I was talking recently with a high school student, a girl I’ll call Keisha, who lives in a single parent home with siblings and a wonderful, caring mother who has done a praiseworthy job of loving her children and raising them “in the way they should go” — a task, she would tell you, that takes strength and wisdom which she does not possess on her own. Keisha and I were sharing thoughts about the Christmas holiday when our conversation turned to her dad, a man whom she rarely sees and whom she only talks to a time or two a year, despite the fact that he lives less than a couple of hours away.
I asked her if she misses not having a father in her life.

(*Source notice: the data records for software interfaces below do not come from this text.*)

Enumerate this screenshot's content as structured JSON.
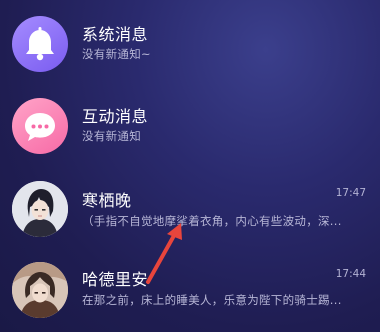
{
  "messages": [
    {
      "title": "系统消息",
      "subtitle": "没有新通知~",
      "time": "",
      "icon": "bell-icon"
    },
    {
      "title": "互动消息",
      "subtitle": "没有新通知",
      "time": "",
      "icon": "chat-bubble-icon"
    },
    {
      "title": "寒栖晚",
      "subtitle": "（手指不自觉地摩挲着衣角，内心有些波动，深...",
      "time": "17:47",
      "icon": "avatar-portrait"
    },
    {
      "title": "哈德里安",
      "subtitle": "在那之前，床上的睡美人，乐意为陛下的骑士踢...",
      "time": "17:44",
      "icon": "avatar-portrait"
    }
  ],
  "colors": {
    "accent_arrow": "#e8453c",
    "bell_bg": "#8f74f7",
    "chat_bg": "#f885b4"
  }
}
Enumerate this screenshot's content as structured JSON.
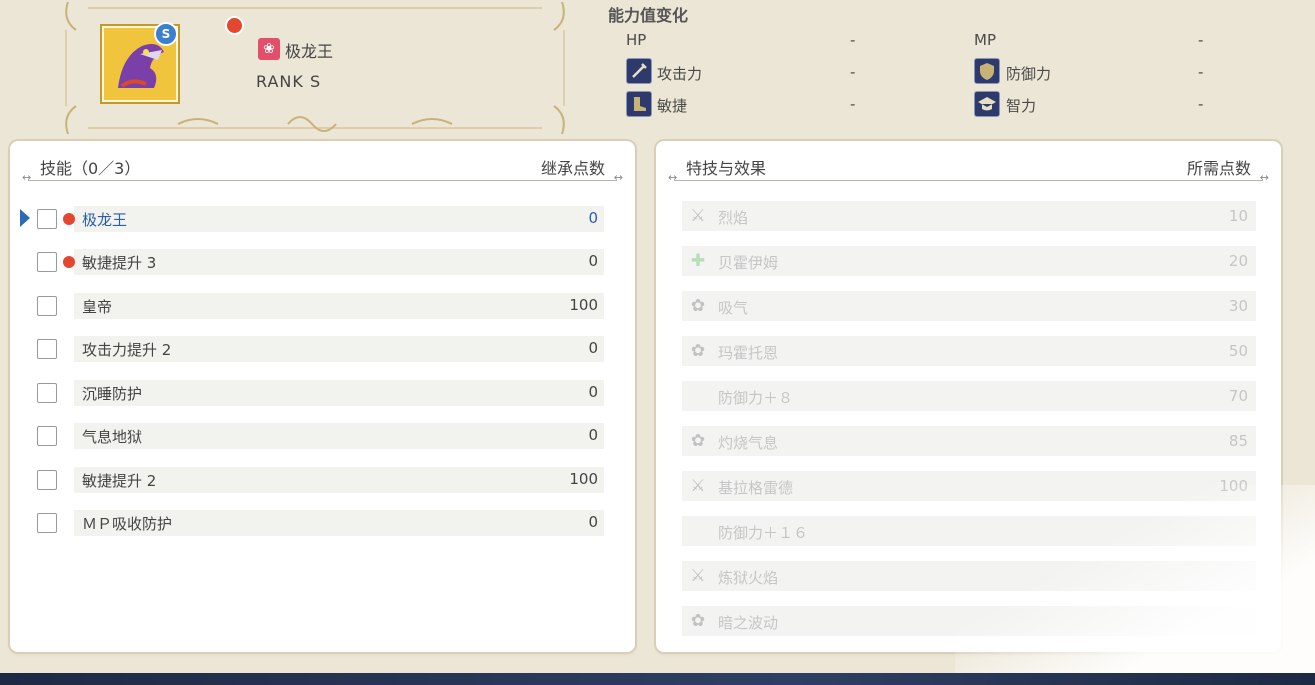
{
  "monster": {
    "rank_badge": "S",
    "family_icon": "dragon-family-icon",
    "name": "极龙王",
    "rank_label": "RANK  S"
  },
  "stats": {
    "title": "能力值变化",
    "items": [
      {
        "label": "HP",
        "value": "-",
        "icon": ""
      },
      {
        "label": "MP",
        "value": "-",
        "icon": ""
      },
      {
        "label": "攻击力",
        "value": "-",
        "icon": "sword-icon"
      },
      {
        "label": "防御力",
        "value": "-",
        "icon": "shield-icon"
      },
      {
        "label": "敏捷",
        "value": "-",
        "icon": "boot-icon"
      },
      {
        "label": "智力",
        "value": "-",
        "icon": "scholar-hat-icon"
      }
    ]
  },
  "skills_panel": {
    "title": "技能（0／3）",
    "points_header": "继承点数",
    "items": [
      {
        "name": "极龙王",
        "points": "0",
        "checked": false,
        "new": true,
        "selected": true
      },
      {
        "name": "敏捷提升 3",
        "points": "0",
        "checked": false,
        "new": true,
        "selected": false
      },
      {
        "name": "皇帝",
        "points": "100",
        "checked": false,
        "new": false,
        "selected": false
      },
      {
        "name": "攻击力提升 2",
        "points": "0",
        "checked": false,
        "new": false,
        "selected": false
      },
      {
        "name": "沉睡防护",
        "points": "0",
        "checked": false,
        "new": false,
        "selected": false
      },
      {
        "name": "气息地狱",
        "points": "0",
        "checked": false,
        "new": false,
        "selected": false
      },
      {
        "name": "敏捷提升 2",
        "points": "100",
        "checked": false,
        "new": false,
        "selected": false
      },
      {
        "name": "ＭＰ吸收防护",
        "points": "0",
        "checked": false,
        "new": false,
        "selected": false
      }
    ]
  },
  "effects_panel": {
    "title": "特技与效果",
    "points_header": "所需点数",
    "items": [
      {
        "name": "烈焰",
        "points": "10",
        "icon": "sword-icon"
      },
      {
        "name": "贝霍伊姆",
        "points": "20",
        "icon": "heal-cross-icon"
      },
      {
        "name": "吸气",
        "points": "30",
        "icon": "breath-icon"
      },
      {
        "name": "玛霍托恩",
        "points": "50",
        "icon": "breath-icon"
      },
      {
        "name": "防御力＋８",
        "points": "70",
        "icon": ""
      },
      {
        "name": "灼烧气息",
        "points": "85",
        "icon": "breath-icon"
      },
      {
        "name": "基拉格雷德",
        "points": "100",
        "icon": "sword-icon"
      },
      {
        "name": "防御力＋１６",
        "points": "",
        "icon": ""
      },
      {
        "name": "炼狱火焰",
        "points": "",
        "icon": "sword-icon"
      },
      {
        "name": "暗之波动",
        "points": "",
        "icon": "breath-icon"
      }
    ]
  }
}
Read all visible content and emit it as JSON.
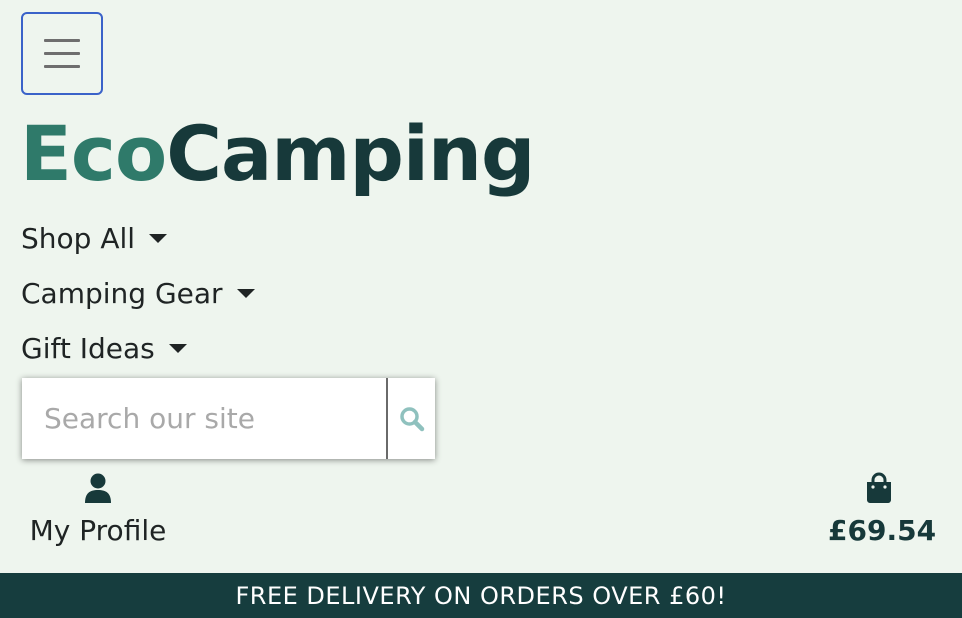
{
  "navbar": {
    "toggler_icon": "hamburger-icon"
  },
  "brand": {
    "part1": "Eco",
    "part2": "Camping",
    "color_part1": "#2f7a6a",
    "color_part2": "#17393a"
  },
  "nav": {
    "items": [
      {
        "label": "Shop All",
        "icon": "caret-down-icon"
      },
      {
        "label": "Camping Gear",
        "icon": "caret-down-icon"
      },
      {
        "label": "Gift Ideas",
        "icon": "caret-down-icon"
      }
    ]
  },
  "search": {
    "placeholder": "Search our site",
    "value": "",
    "icon": "search-icon",
    "icon_color": "#8fc1be"
  },
  "account": {
    "label": "My Profile",
    "icon": "user-icon"
  },
  "bag": {
    "total": "£69.54",
    "icon": "shopping-bag-icon"
  },
  "banner": {
    "text": "FREE DELIVERY ON ORDERS OVER £60!",
    "background": "#163d3e"
  }
}
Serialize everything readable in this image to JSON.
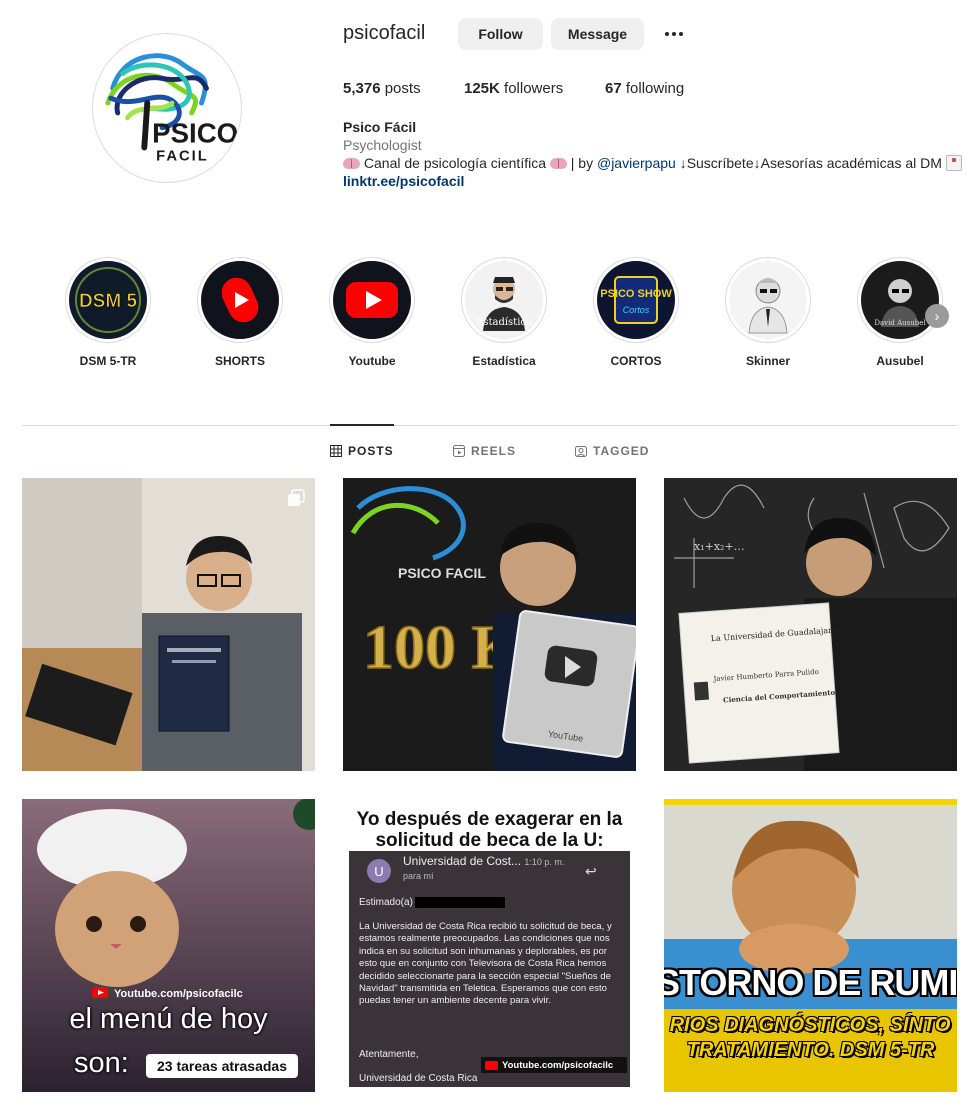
{
  "profile": {
    "username": "psicofacil",
    "follow_label": "Follow",
    "message_label": "Message",
    "avatar_text_top": "PSICO",
    "avatar_text_bottom": "FACIL"
  },
  "stats": {
    "posts_count": "5,376",
    "posts_label": "posts",
    "followers_count": "125K",
    "followers_label": "followers",
    "following_count": "67",
    "following_label": "following"
  },
  "bio": {
    "name": "Psico Fácil",
    "category": "Psychologist",
    "line1_a": "Canal de psicología científica",
    "line1_b": "| by",
    "mention": "@javierpapu",
    "line1_c": "↓Suscríbete↓Asesorías académicas al DM",
    "link": "linktr.ee/psicofacil"
  },
  "highlights": [
    {
      "label": "DSM 5-TR",
      "art": "DSM 5"
    },
    {
      "label": "SHORTS"
    },
    {
      "label": "Youtube"
    },
    {
      "label": "Estadística",
      "art": "Estadística"
    },
    {
      "label": "CORTOS",
      "art": "PSICO SHOW"
    },
    {
      "label": "Skinner"
    },
    {
      "label": "Ausubel",
      "art": "David Ausubel"
    }
  ],
  "tabs": {
    "posts": "POSTS",
    "reels": "REELS",
    "tagged": "TAGGED"
  },
  "posts": {
    "p2_text": "100 K",
    "p2_logo": "PSICO FACIL",
    "p2_plaque": "YouTube",
    "p3_diploma_title": "La Universidad de Guadalajara",
    "p3_diploma_name": "Javier Humberto Parra Pulido",
    "p3_diploma_degree": "Ciencia del Comportamiento",
    "p4_youtube": "Youtube.com/psicofacilc",
    "p4_line1": "el menú de hoy",
    "p4_line2": "son:",
    "p4_badge": "23 tareas atrasadas",
    "p5_title": "Yo después de exagerar en la solicitud de beca de la U:",
    "p5_sender": "Universidad de Cost...",
    "p5_time": "1:10 p. m.",
    "p5_to": "para mí",
    "p5_greeting": "Estimado(a)",
    "p5_body": "La Universidad de Costa Rica recibió tu solicitud de beca, y estamos realmente preocupados. Las condiciones que nos indica en su solicitud son inhumanas y deplorables, es por esto que en conjunto con Televisora de Costa Rica hemos decidido seleccionarte para la sección especial \"Sueños de Navidad\" transmitida en Teletica. Esperamos que con esto puedas tener un ambiente decente para vivir.",
    "p5_closing": "Atentamente,",
    "p5_signature": "Universidad de Costa Rica",
    "p5_youtube": "Youtube.com/psicofacilc",
    "p6_line1": "STORNO DE RUMIA",
    "p6_line2": "RIOS DIAGNÓSTICOS, SÍNTO",
    "p6_line3": "TRATAMIENTO. DSM 5-TR"
  }
}
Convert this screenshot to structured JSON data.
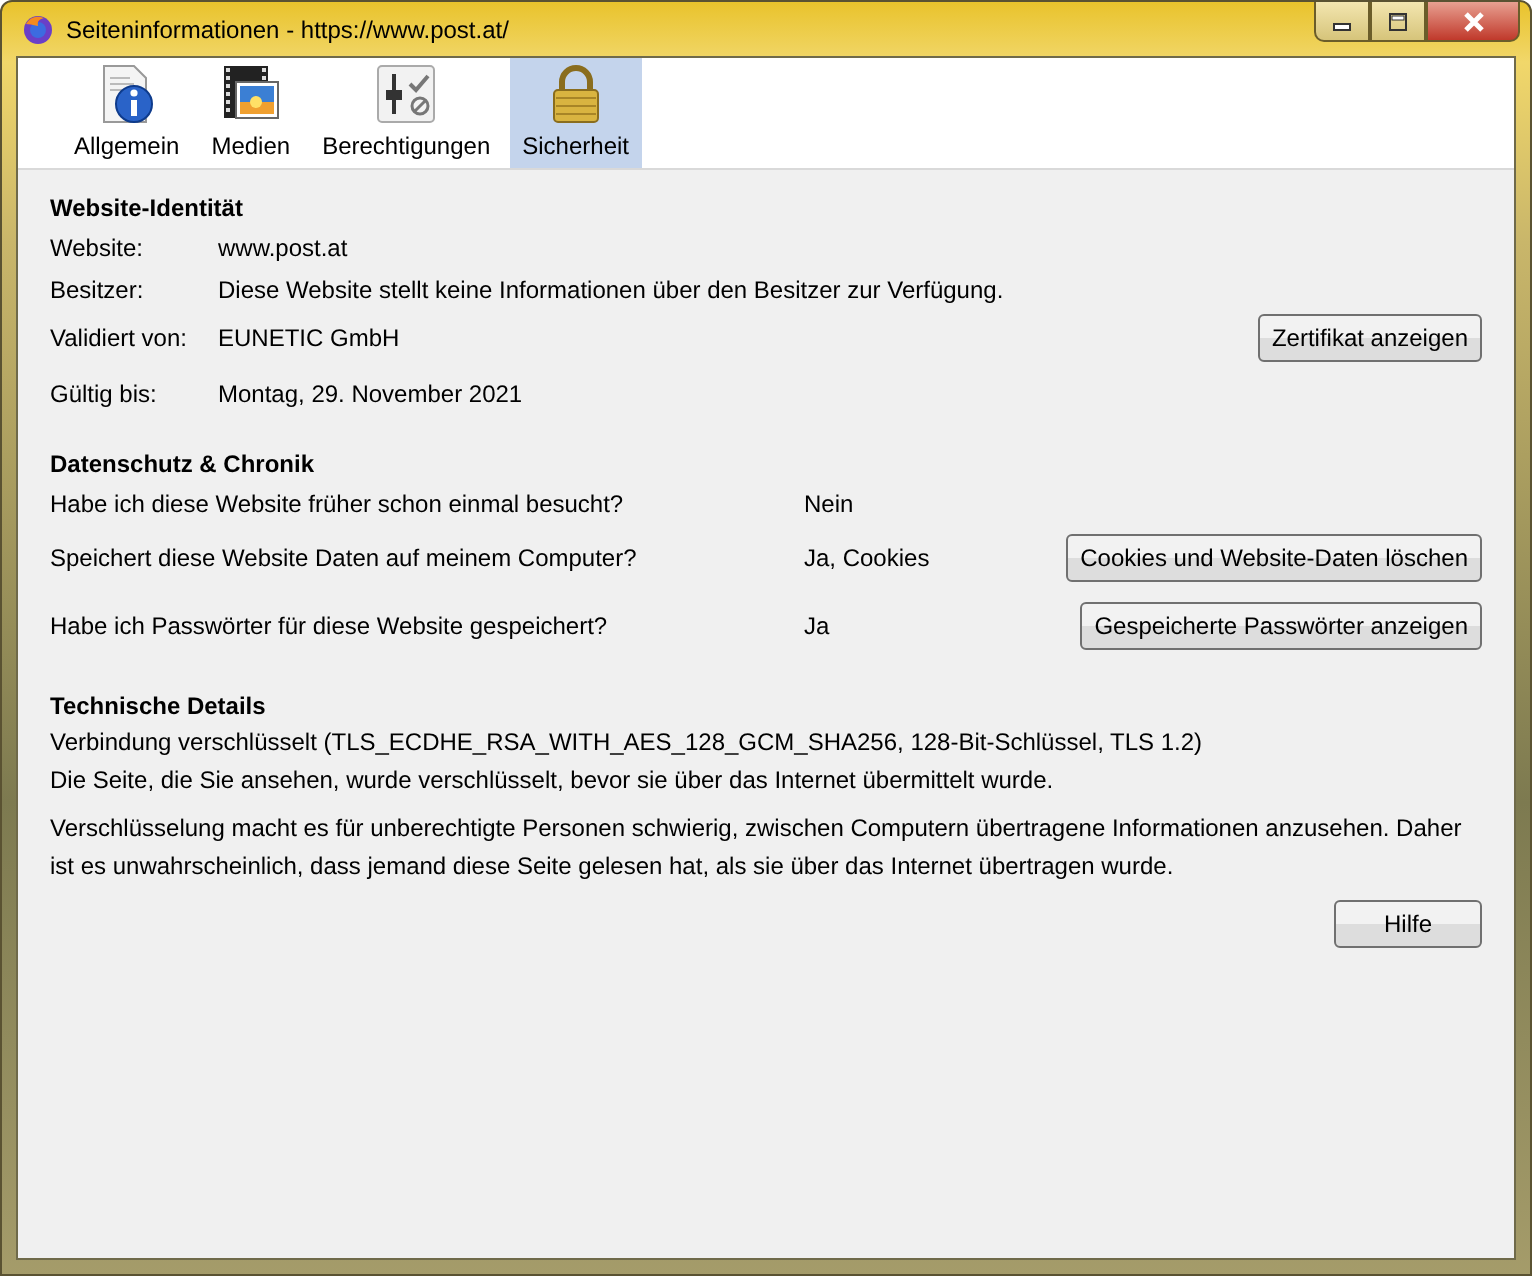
{
  "window": {
    "title": "Seiteninformationen - https://www.post.at/"
  },
  "tabs": [
    {
      "label": "Allgemein",
      "kind": "info",
      "selected": false
    },
    {
      "label": "Medien",
      "kind": "media",
      "selected": false
    },
    {
      "label": "Berechtigungen",
      "kind": "permissions",
      "selected": false
    },
    {
      "label": "Sicherheit",
      "kind": "security",
      "selected": true
    }
  ],
  "identity": {
    "heading": "Website-Identität",
    "rows": [
      {
        "label": "Website:",
        "value": "www.post.at"
      },
      {
        "label": "Besitzer:",
        "value": "Diese Website stellt keine Informationen über den Besitzer zur Verfügung."
      },
      {
        "label": "Validiert von:",
        "value": "EUNETIC GmbH",
        "button": "Zertifikat anzeigen"
      },
      {
        "label": "Gültig bis:",
        "value": "Montag, 29. November 2021"
      }
    ]
  },
  "privacy": {
    "heading": "Datenschutz & Chronik",
    "rows": [
      {
        "question": "Habe ich diese Website früher schon einmal besucht?",
        "answer": "Nein"
      },
      {
        "question": "Speichert diese Website Daten auf meinem Computer?",
        "answer": "Ja, Cookies",
        "button": "Cookies und Website-Daten löschen"
      },
      {
        "question": "Habe ich Passwörter für diese Website gespeichert?",
        "answer": "Ja",
        "button": "Gespeicherte Passwörter anzeigen"
      }
    ]
  },
  "technical": {
    "heading": "Technische Details",
    "lines": [
      "Verbindung verschlüsselt (TLS_ECDHE_RSA_WITH_AES_128_GCM_SHA256, 128-Bit-Schlüssel, TLS 1.2)",
      "Die Seite, die Sie ansehen, wurde verschlüsselt, bevor sie über das Internet übermittelt wurde.",
      "Verschlüsselung macht es für unberechtigte Personen schwierig, zwischen Computern übertragene Informationen anzusehen. Daher ist es unwahrscheinlich, dass jemand diese Seite gelesen hat, als sie über das Internet übertragen wurde."
    ]
  },
  "help_button": "Hilfe"
}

She does. Enough to tear up at the question. She said that she misses having someone to help her make decisions. She misses having someone come to her special events at school and celebrate holidays and birthdays with her and her siblings. She misses knowing that someone is helping her mom with all that goes into keeping a household, providing for and raising children. She misses a lot.
And then she added, almost as an afterthought, that she wished she had a dad to give her a “special nickname.”
I’ve never thought of nicknaming as a parental duty or a child’s expectation but, in Keisha’s mind, a daddy-born term of endearment is obviously some sort of treasure lost. It is symbolic perhaps of the countless small things – the shared experiences, the unique language, the inside jokes, the quirks and habits — that make each family different from all the others, and every child seem one-of-a-kind in the eyes of their parents. I couldn’t help but wonder as I listened to Keisha how a dad could ever walk away from a daughter and essentially disown three children. And I wondered what their nicknames might be if their father had chosen to be part of their lives.
Last night, I had dinner with an old friend and his wife. We’ve not visited, at any length, in a couple of decades and had lots of questions about where the years have taken us. He’s a well-known and respected surgeon who is the proud, and very involved, father of three children, two sons and a daughter. She’s a full-time mother and does the work necessary to run a busy household. I asked them about their children.
When the dad started talking about his daughter, an eighth grader who is the youngest of the three, he simply could not find words to describe her. “It’s as if she belongs to another world.” I think he might have used the word “angel” a time or two, might have said that her feet don’t touch the ground. His praise of the girl made me want to write her a letter just to remind her how blessed she is to be the object of such a deep affection. Maybe I will. I would imagine he has a nickname for her. And while I am sure that my old friend would be quick to recognize her imperfections, they obviously do not dominate his perception of her or overshadow the good things that he believes to be true about her.
The contrast between the two girls, their dads, the realities in which they live and move, could not be more stark. I wish Keisha had a dad who believed in nicknames and who was committed to the hard work of parenthood. For now, I pray and trust that God can and will be the father she needs. And he calls her, and us, by names that only a doting father would choose for his children: beloved, little one, saint, bride, friend.
A few nights ago I was tossing and turning about something, something not worthy of sleeplessness but bothersome just the same, when I began to think of how God loves me. I brought to mind some passages that remind me of how, as a loving father, he wants good for me, always good. And as I thought of those nicknames and titles he gives to his children, so help me, the knot in my stomach eased up and sleep returned. I belong to a father who might well tell inquirers that, despite the spots and blemishes, his children “belong to another world.”
I pray that you can hear the God of all creation, the one who showed himself to us fully in Jesus, “rejoicing over you with singing” and calling you by name.